INPUT DATA
╭──

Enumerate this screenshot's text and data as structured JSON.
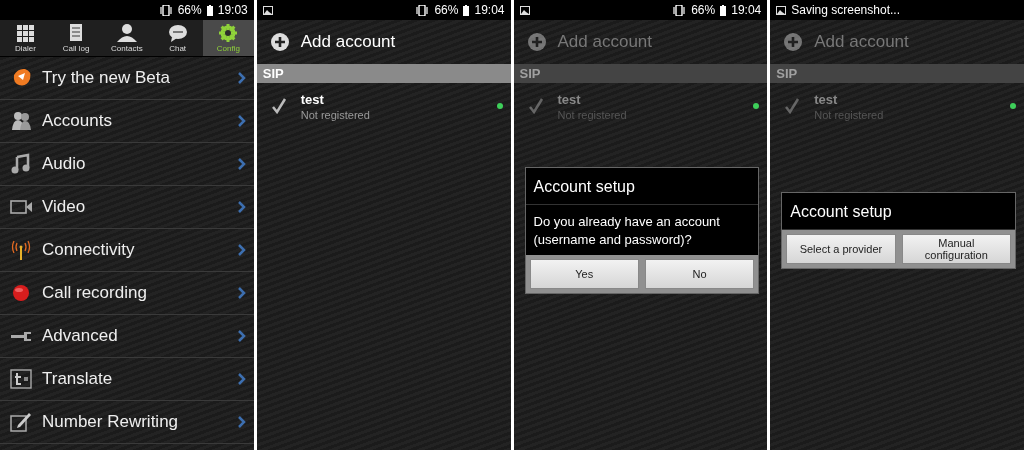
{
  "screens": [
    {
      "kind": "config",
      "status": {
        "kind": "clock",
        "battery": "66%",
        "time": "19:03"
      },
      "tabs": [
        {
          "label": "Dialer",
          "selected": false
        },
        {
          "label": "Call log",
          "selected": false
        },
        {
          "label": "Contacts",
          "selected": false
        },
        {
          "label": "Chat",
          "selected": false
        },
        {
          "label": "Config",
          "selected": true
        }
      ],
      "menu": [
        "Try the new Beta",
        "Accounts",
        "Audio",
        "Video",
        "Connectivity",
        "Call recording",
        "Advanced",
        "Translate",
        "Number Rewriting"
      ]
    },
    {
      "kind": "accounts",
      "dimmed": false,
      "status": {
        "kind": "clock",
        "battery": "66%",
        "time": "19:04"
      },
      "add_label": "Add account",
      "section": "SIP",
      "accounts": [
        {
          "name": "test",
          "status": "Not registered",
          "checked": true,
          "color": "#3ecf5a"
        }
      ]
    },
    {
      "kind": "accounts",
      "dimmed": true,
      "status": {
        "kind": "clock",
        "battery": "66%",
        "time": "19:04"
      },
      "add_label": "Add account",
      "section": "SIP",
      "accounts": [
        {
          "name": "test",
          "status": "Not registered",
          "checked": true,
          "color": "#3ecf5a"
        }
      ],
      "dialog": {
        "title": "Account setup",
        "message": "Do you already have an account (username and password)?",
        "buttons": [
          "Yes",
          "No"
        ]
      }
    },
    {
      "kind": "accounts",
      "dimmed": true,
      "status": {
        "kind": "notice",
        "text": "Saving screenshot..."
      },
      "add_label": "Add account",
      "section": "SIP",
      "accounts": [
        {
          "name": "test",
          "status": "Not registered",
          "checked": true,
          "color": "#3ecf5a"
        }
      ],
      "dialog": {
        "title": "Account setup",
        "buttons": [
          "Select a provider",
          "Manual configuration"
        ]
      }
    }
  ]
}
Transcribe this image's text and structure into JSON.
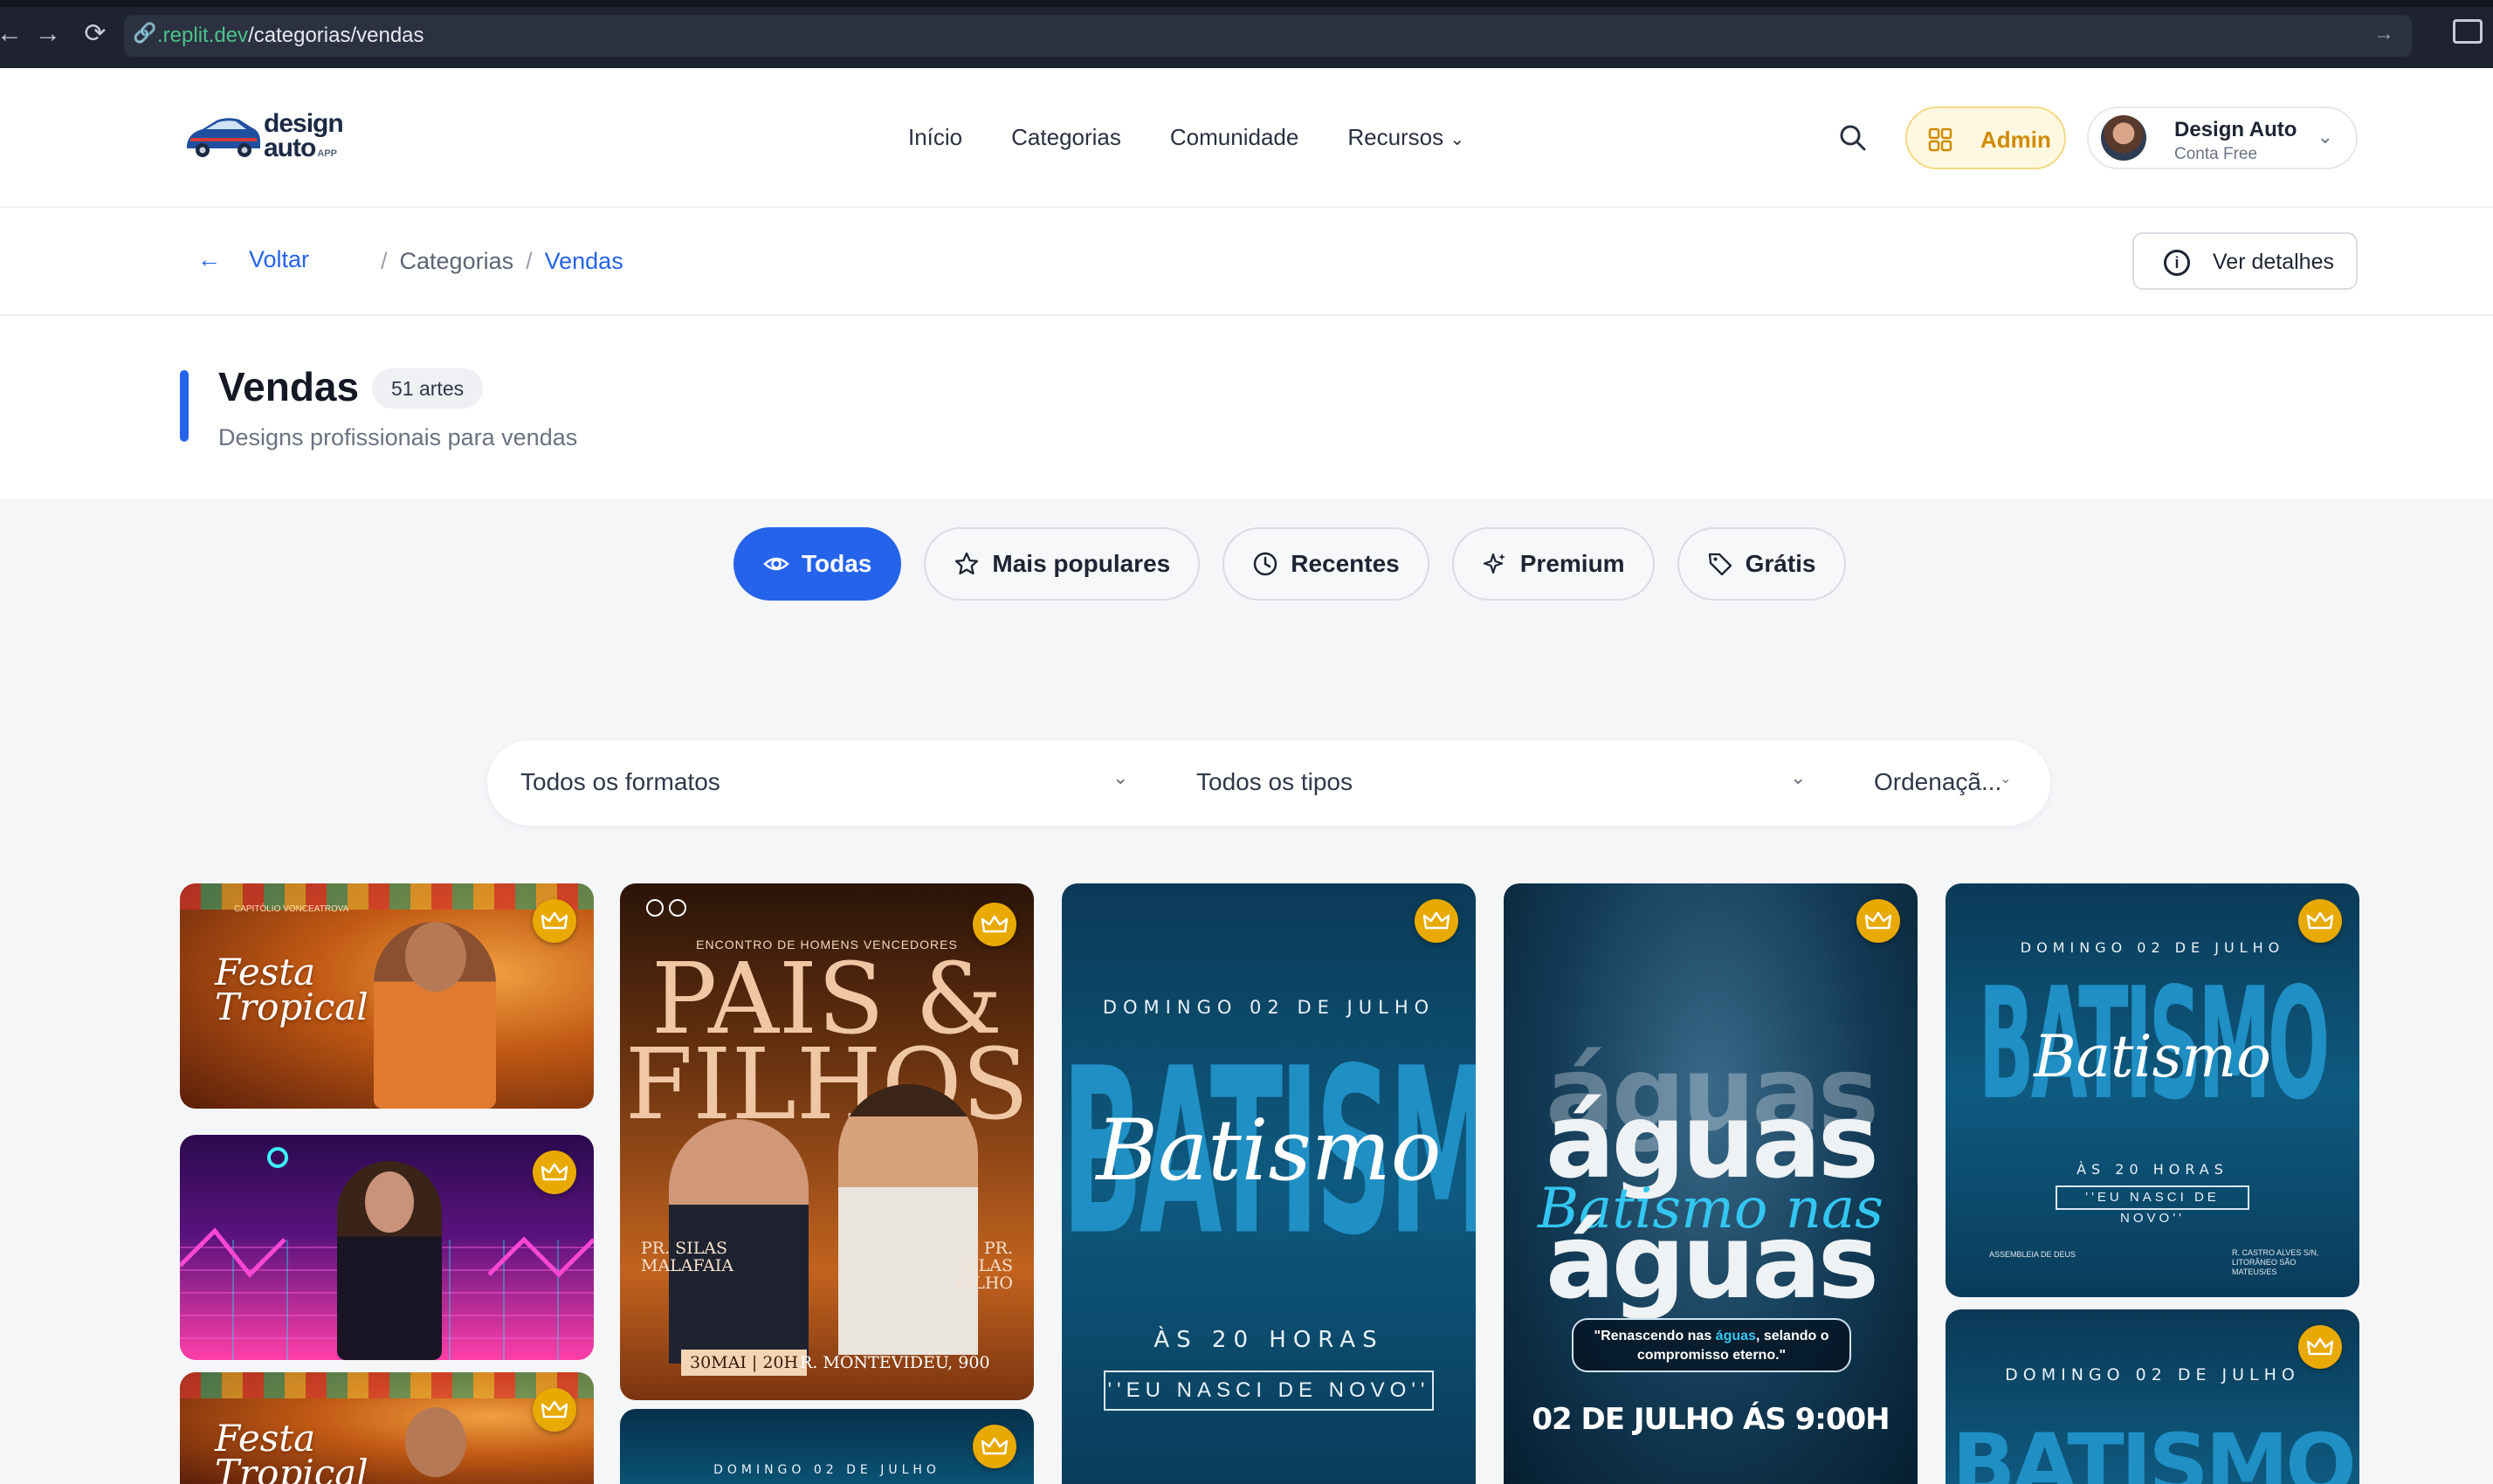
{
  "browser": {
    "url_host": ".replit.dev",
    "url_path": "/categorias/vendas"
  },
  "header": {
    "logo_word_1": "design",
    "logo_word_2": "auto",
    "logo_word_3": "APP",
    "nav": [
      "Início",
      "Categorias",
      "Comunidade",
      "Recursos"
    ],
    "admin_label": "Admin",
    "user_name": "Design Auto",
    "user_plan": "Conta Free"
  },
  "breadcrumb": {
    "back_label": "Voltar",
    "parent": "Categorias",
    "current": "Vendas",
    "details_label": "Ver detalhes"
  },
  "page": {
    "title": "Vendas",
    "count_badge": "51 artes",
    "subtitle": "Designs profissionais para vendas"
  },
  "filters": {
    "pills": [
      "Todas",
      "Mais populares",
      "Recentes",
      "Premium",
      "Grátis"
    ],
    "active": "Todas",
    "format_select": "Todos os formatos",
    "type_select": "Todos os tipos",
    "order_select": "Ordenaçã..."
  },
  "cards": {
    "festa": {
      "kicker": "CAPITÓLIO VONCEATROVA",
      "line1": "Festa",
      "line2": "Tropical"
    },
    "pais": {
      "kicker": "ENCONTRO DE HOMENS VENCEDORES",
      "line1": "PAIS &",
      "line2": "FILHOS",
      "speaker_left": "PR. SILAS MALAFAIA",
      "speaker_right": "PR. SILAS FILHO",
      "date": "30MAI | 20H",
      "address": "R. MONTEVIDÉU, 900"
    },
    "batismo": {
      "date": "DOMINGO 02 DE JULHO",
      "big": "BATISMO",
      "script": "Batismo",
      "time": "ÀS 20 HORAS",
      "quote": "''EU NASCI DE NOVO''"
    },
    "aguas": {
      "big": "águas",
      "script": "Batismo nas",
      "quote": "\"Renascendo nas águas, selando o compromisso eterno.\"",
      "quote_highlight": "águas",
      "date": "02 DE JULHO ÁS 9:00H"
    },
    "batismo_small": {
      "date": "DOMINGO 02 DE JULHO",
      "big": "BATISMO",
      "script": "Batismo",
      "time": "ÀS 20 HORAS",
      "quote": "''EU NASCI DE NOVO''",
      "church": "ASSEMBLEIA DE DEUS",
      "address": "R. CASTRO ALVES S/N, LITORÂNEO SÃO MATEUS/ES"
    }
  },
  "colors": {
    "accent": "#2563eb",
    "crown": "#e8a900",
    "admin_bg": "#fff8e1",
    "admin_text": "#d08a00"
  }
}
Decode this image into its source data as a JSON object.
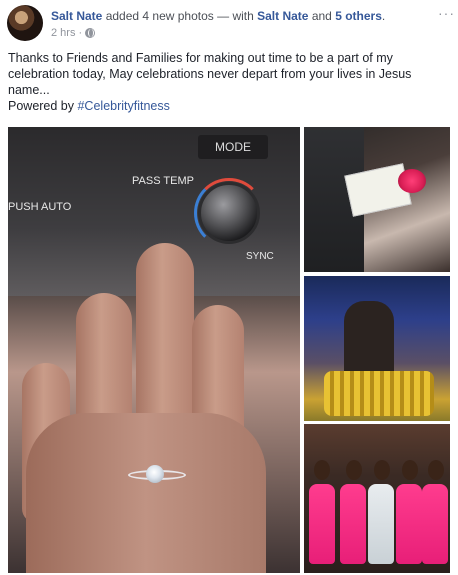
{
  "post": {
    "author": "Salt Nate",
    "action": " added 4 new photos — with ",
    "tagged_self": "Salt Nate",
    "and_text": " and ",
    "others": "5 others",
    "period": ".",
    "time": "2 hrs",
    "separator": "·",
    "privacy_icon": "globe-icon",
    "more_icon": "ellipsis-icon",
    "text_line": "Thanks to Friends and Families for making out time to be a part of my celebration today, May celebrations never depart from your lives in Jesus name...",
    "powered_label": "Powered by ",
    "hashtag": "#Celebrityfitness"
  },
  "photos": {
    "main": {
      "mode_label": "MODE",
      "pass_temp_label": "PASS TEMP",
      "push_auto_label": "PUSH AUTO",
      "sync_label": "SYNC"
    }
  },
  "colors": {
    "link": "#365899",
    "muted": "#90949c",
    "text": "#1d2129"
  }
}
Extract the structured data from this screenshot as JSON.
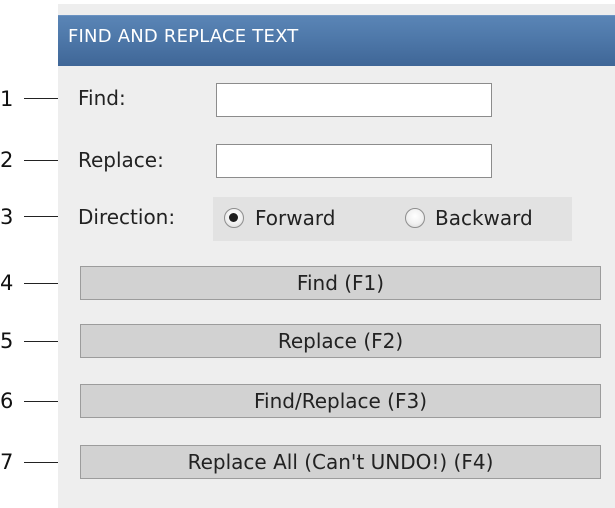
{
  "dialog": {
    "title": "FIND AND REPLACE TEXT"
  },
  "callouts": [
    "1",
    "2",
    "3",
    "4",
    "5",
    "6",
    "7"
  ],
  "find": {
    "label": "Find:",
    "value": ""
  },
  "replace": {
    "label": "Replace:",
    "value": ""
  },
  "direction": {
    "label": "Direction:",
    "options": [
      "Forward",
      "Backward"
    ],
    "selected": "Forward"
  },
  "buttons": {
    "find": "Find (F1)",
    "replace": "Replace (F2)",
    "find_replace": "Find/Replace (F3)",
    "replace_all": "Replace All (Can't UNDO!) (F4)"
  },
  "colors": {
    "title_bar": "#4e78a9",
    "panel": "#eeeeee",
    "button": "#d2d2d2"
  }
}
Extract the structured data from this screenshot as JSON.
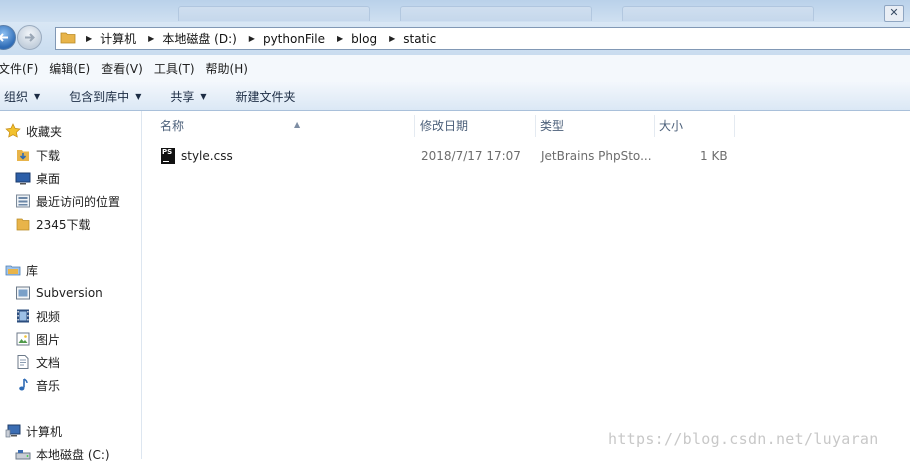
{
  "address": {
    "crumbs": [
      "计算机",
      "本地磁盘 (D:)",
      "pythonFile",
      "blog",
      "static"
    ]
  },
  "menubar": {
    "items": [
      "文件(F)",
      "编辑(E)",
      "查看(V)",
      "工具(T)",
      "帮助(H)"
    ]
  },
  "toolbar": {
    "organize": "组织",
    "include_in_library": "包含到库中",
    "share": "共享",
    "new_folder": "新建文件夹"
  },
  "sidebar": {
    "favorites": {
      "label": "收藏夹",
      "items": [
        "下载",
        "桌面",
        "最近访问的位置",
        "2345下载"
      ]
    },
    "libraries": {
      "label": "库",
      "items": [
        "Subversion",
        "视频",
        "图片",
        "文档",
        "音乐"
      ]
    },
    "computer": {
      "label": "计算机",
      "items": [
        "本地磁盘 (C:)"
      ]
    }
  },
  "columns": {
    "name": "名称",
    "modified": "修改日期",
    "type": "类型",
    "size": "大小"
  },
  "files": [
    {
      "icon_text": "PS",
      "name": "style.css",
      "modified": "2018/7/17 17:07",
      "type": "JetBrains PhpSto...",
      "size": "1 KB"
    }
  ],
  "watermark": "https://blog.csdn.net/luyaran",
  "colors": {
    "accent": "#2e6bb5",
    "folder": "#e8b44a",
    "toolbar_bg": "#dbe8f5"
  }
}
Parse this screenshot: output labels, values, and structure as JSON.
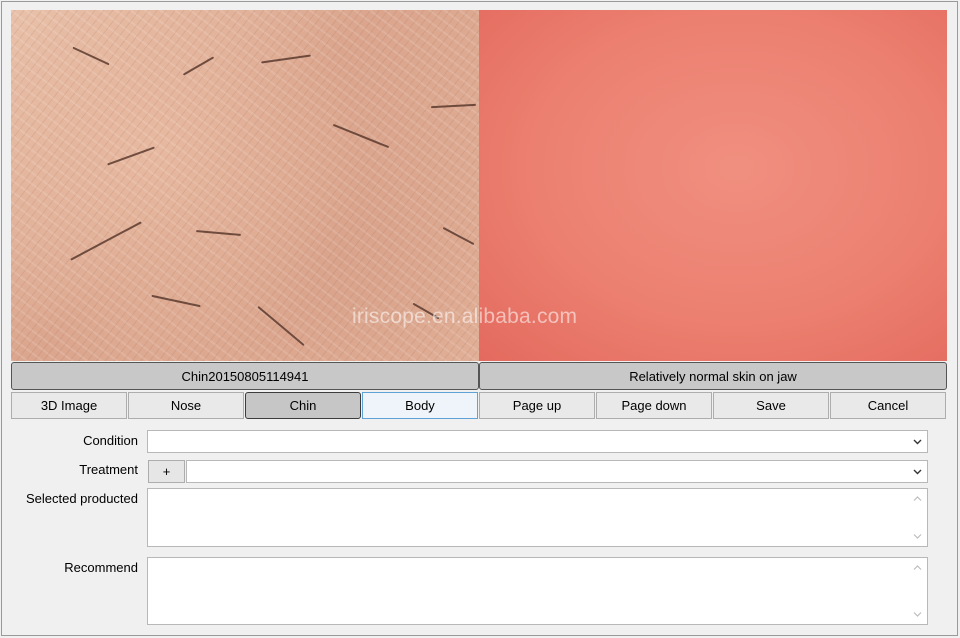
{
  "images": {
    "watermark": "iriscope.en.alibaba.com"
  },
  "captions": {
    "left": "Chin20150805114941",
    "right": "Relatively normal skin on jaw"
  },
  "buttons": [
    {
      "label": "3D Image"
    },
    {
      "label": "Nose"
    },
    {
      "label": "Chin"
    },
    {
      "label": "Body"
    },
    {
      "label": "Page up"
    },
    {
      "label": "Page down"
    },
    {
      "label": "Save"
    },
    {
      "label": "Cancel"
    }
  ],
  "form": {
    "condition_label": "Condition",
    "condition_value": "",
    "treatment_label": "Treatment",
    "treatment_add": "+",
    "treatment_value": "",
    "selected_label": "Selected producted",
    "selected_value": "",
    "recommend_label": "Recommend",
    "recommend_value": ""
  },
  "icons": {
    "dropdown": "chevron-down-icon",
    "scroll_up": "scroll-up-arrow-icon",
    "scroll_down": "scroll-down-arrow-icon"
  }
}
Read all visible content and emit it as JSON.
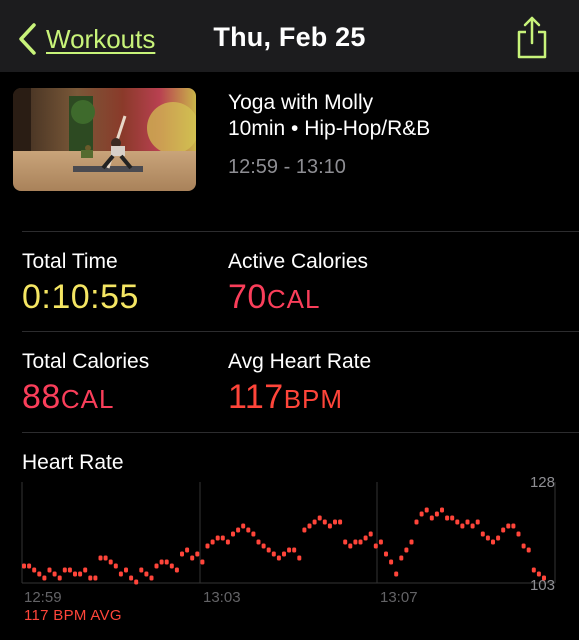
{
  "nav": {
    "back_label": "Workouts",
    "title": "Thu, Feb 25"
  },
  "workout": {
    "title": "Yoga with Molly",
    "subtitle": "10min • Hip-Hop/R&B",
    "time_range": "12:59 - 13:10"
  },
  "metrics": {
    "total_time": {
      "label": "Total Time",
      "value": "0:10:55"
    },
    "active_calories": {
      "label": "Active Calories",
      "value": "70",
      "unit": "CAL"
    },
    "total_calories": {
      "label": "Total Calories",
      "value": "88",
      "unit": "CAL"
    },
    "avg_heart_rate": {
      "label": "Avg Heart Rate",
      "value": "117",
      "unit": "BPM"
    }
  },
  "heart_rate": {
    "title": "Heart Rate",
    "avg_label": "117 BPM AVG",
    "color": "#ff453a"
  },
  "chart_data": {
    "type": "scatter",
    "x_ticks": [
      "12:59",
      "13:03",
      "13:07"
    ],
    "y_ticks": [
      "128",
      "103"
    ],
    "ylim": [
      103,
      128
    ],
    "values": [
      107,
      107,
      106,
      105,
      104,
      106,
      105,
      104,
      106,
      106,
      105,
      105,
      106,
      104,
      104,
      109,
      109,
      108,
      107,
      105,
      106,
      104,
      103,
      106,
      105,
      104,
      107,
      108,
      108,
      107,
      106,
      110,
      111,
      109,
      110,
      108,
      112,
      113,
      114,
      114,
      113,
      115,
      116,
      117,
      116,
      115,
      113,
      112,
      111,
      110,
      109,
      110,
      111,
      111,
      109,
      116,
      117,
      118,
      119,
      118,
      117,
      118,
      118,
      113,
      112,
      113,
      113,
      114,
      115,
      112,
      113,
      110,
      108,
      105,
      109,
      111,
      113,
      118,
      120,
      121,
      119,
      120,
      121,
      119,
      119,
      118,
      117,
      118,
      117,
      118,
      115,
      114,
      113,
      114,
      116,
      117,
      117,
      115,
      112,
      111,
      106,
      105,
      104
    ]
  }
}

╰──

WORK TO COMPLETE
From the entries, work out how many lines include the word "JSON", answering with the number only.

REPLY TO THE EXERCISE
7